Mayor now has 10 days to veto, or not
By MARY PEREZ
BILOXI --The City Council cast a 4-3 vote Tuesday to rezone the Tivoli Hotel site to "waterfront" and now Mayor A.J. Holloway must decide if he will veto the zoning change or let the developers go before the Mississippi Gaming Commission and ask if the property is a legal casino site.
"It's sort of like I expected," Holloway said of the alignment of the vote, which came after nearly three hours of testimony from the audience and an hour more of the council members explaining their positions. Bill Stallworth and President Ed Gemmill said they agonized over the decision and eventually sided with Mike Fitzpatrick and Charles Harrison in favor of rezoning. George Lawrence, Tom Wall and David Fayard voted against the zoning change.
Holloway has 10 days from when he receives the signed ordinance to decide whether he will veto; he said he will try to make that decision as quickly as possible. The council would need two-thirds of the members present to override a mayoral veto - five votes if all seven councilmen are present. Tuesday's 4-3 vote indicates they wouldn't have enough votes.
The developers have an ace in the hole. Because the council - rather than the developers of the proposed $1.2 billion casino - requested the zoning change, property-owner Biloxi Capital could still go through the usual channels and start the rezoning-request process all over again if the veto stands.
Holloway said after the meeting, "I've heard all the pros and cons," including the intent of the legislators not to expand gambling at this time.
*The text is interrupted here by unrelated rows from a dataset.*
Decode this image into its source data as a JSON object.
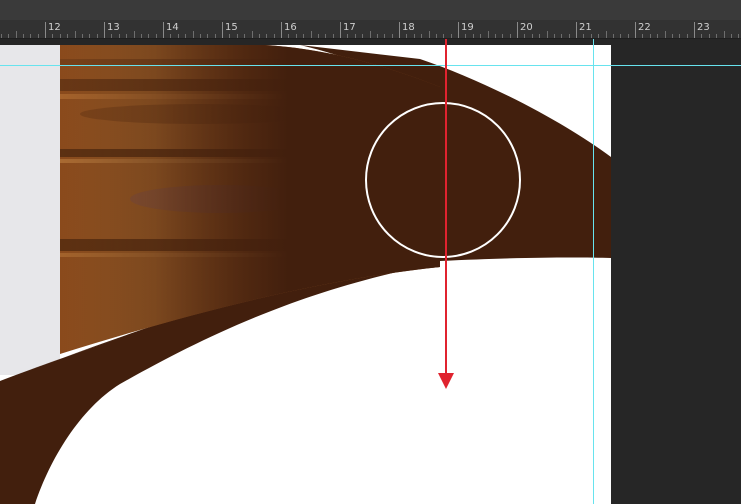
{
  "ruler": {
    "labels": [
      "12",
      "13",
      "14",
      "15",
      "16",
      "17",
      "18",
      "19",
      "20",
      "21",
      "22",
      "23"
    ]
  },
  "colors": {
    "pasteboard": "#262626",
    "ruler_bg": "#323232",
    "guide": "#67e3ee",
    "curve_brown": "#421f0d",
    "arrow": "#e0232f",
    "circle_stroke": "#ffffff",
    "paper": "#ffffff"
  },
  "canvas": {
    "photo": "wood-trim-photo",
    "selection_shape": "ellipse-selection",
    "drag_indicator": "red-arrow-down"
  }
}
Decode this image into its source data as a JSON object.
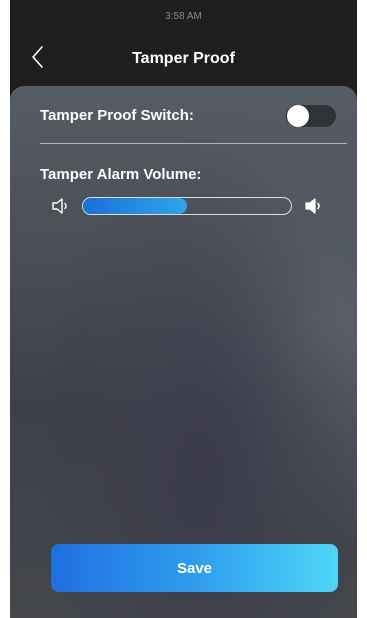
{
  "status_bar": {
    "time": "3:58 AM"
  },
  "header": {
    "title": "Tamper Proof",
    "back_icon": "chevron-left-icon"
  },
  "settings": {
    "switch_label": "Tamper Proof Switch:",
    "switch_on": false,
    "volume_label": "Tamper Alarm Volume:",
    "volume_level": 0.5,
    "volume_down_icon": "speaker-low-icon",
    "volume_up_icon": "speaker-high-icon"
  },
  "actions": {
    "save_label": "Save"
  },
  "colors": {
    "accent_start": "#1f6fe0",
    "accent_end": "#4cd6f6",
    "header_bg": "#1e1e1e"
  }
}
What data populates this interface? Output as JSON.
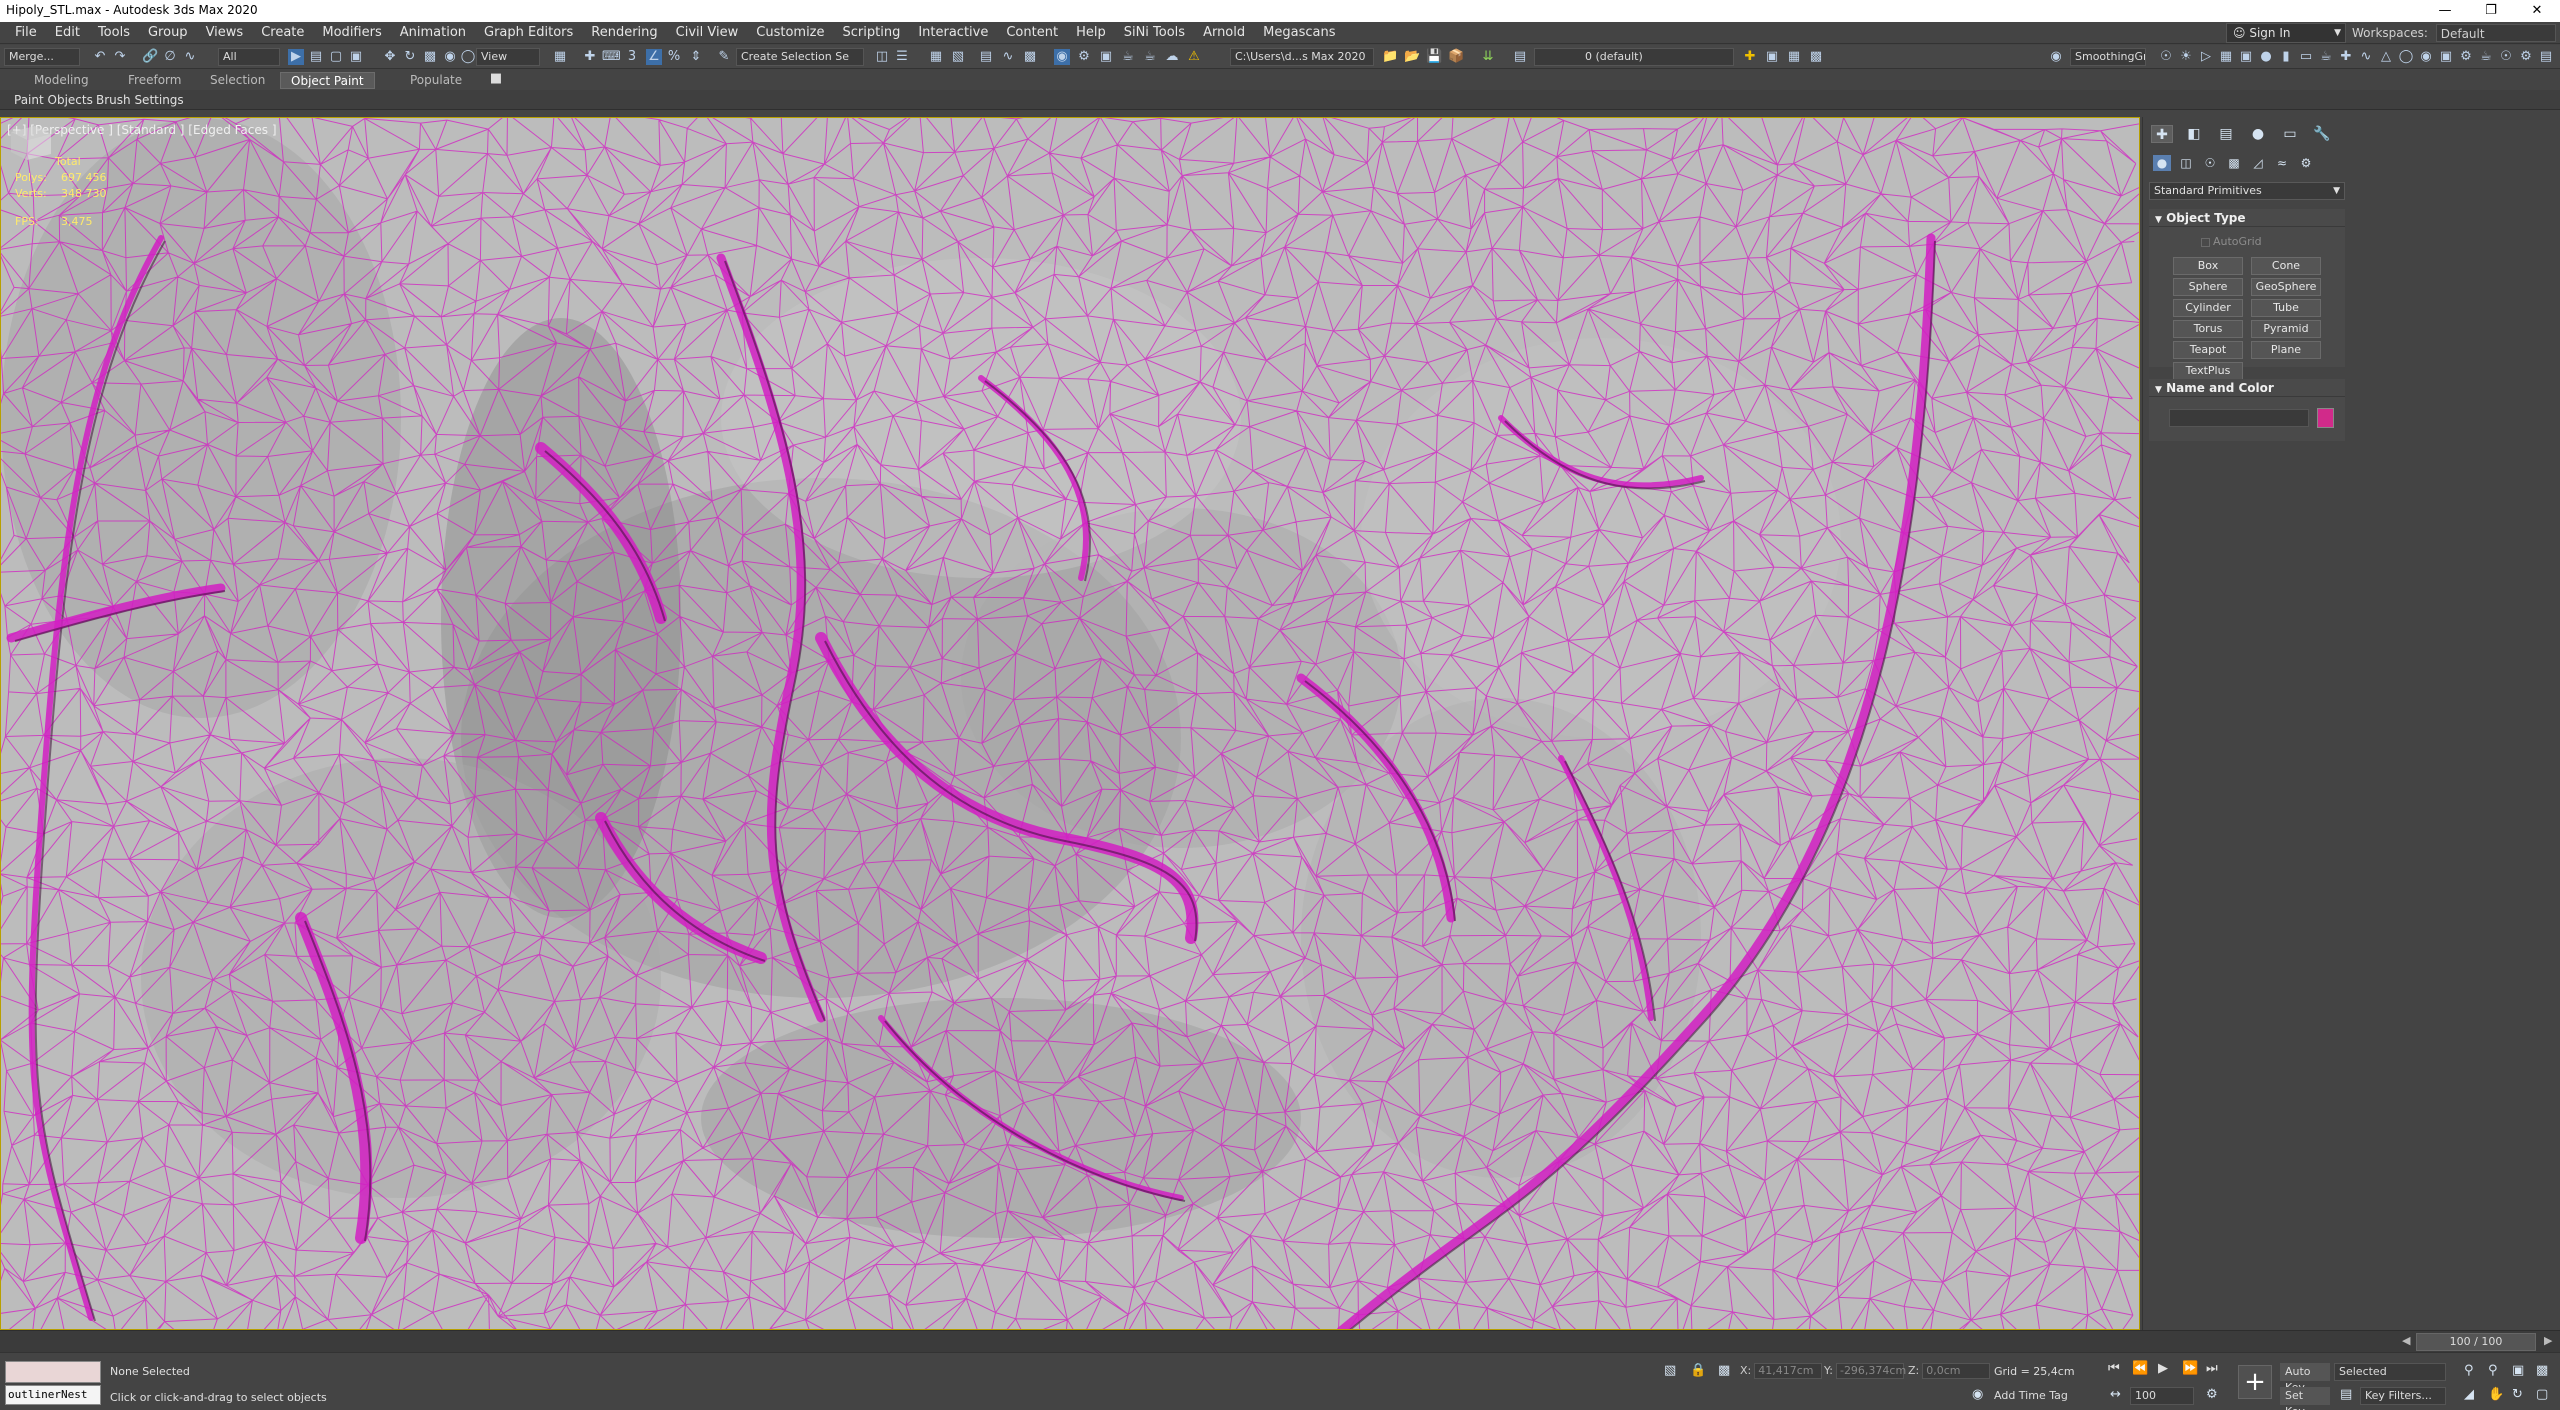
{
  "window": {
    "title": "Hipoly_STL.max - Autodesk 3ds Max 2020"
  },
  "menu": [
    "File",
    "Edit",
    "Tools",
    "Group",
    "Views",
    "Create",
    "Modifiers",
    "Animation",
    "Graph Editors",
    "Rendering",
    "Civil View",
    "Customize",
    "Scripting",
    "Interactive",
    "Content",
    "Help",
    "SiNi Tools",
    "Arnold",
    "Megascans"
  ],
  "account": {
    "sign_in": "Sign In",
    "workspaces_label": "Workspaces:",
    "workspace_value": "Default"
  },
  "toolbar": {
    "merge": "Merge...",
    "filter_all": "All",
    "ref_coord": "View",
    "selection_set": "Create Selection Se",
    "project_path": "C:\\Users\\d...s Max 2020",
    "layer": "0 (default)",
    "smoothing": "SmoothingGr"
  },
  "ribbon": {
    "tabs": [
      "Modeling",
      "Freeform",
      "Selection",
      "Object Paint",
      "Populate"
    ],
    "active_tab": "Object Paint",
    "sub_items": [
      "Paint Objects",
      "Brush Settings"
    ]
  },
  "viewport": {
    "label": "[+] [Perspective ] [Standard ] [Edged Faces ]",
    "stats": {
      "header": "Total",
      "polys_label": "Polys:",
      "polys_value": "697 456",
      "verts_label": "Verts:",
      "verts_value": "348 730",
      "fps_label": "FPS:",
      "fps_value": "3,475"
    },
    "wire_color": "#d21fc3",
    "surface_color": "#bcbcbc"
  },
  "command_panel": {
    "category": "Standard Primitives",
    "object_type_title": "Object Type",
    "autogrid_label": "AutoGrid",
    "primitives": [
      "Box",
      "Cone",
      "Sphere",
      "GeoSphere",
      "Cylinder",
      "Tube",
      "Torus",
      "Pyramid",
      "Teapot",
      "Plane",
      "TextPlus"
    ],
    "name_color_title": "Name and Color",
    "object_color": "#d12a8a"
  },
  "timeline": {
    "frame": "100 / 100"
  },
  "status": {
    "selection": "None Selected",
    "prompt": "Click or click-and-drag to select objects",
    "mxs_input": "outlinerNest",
    "x_label": "X:",
    "x_value": "41,417cm",
    "y_label": "Y:",
    "y_value": "-296,374cm",
    "z_label": "Z:",
    "z_value": "0,0cm",
    "grid": "Grid = 25,4cm",
    "add_time_tag": "Add Time Tag",
    "auto_key": "Auto Key",
    "key_mode": "Selected",
    "set_key": "Set Key",
    "key_filters": "Key Filters...",
    "current_frame": "100"
  }
}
State Rep. Michael Janus, R-Biloxi, told the council it was difficult to get fellow lawmakers in 2005 to approve House Bill 45, which allowed onshore casinos after Katrina. Both he and state Sen. John Horhn, D-Jackson, said the Legislature has no intention of revisiting the casino legislation or imposing a moratorium on future casinos. But Janus said a vote for rezoning would make it more difficult to find votes for continued hurricane relief on the Coast. "There is Katrina fatigue in the Legislature," he said.
Fitzpatrick told council members the millions in tax revenue he says the Tivoli Casino would pay to the city each year would help their wards. "We are in a crisis right now," he said. "Condo units are not selling." He said the Tivoli Casino could be the shot in the arm the city needs. "Probably within 30 months you would see that project completed there."
Several council members said they received a huge number of phone calls, e-mails and personal visits from Biloxi residents about the rezoning. "I have been talked to," said Wall. "I love this project," he added, "it's just in the wrong place," and he fears once this development is allowed north of U.S. 90, developers "won't quit until they cover this beach with casinos."
Stallworth went through a list of residents' concerns and said ultimately it was a zoning decision. Gemmill admitted he didn't know if the Tivoli Casino was in the right place at the right time, but said, "it's vital that we move forward."
Tivoli Hotel after Hurricane Katrina
Provided by www.gulfcoasthurricanecenter.com/katrinams.html
The Proposed Tivoli Project
Provided by WLOX (www.wlox.com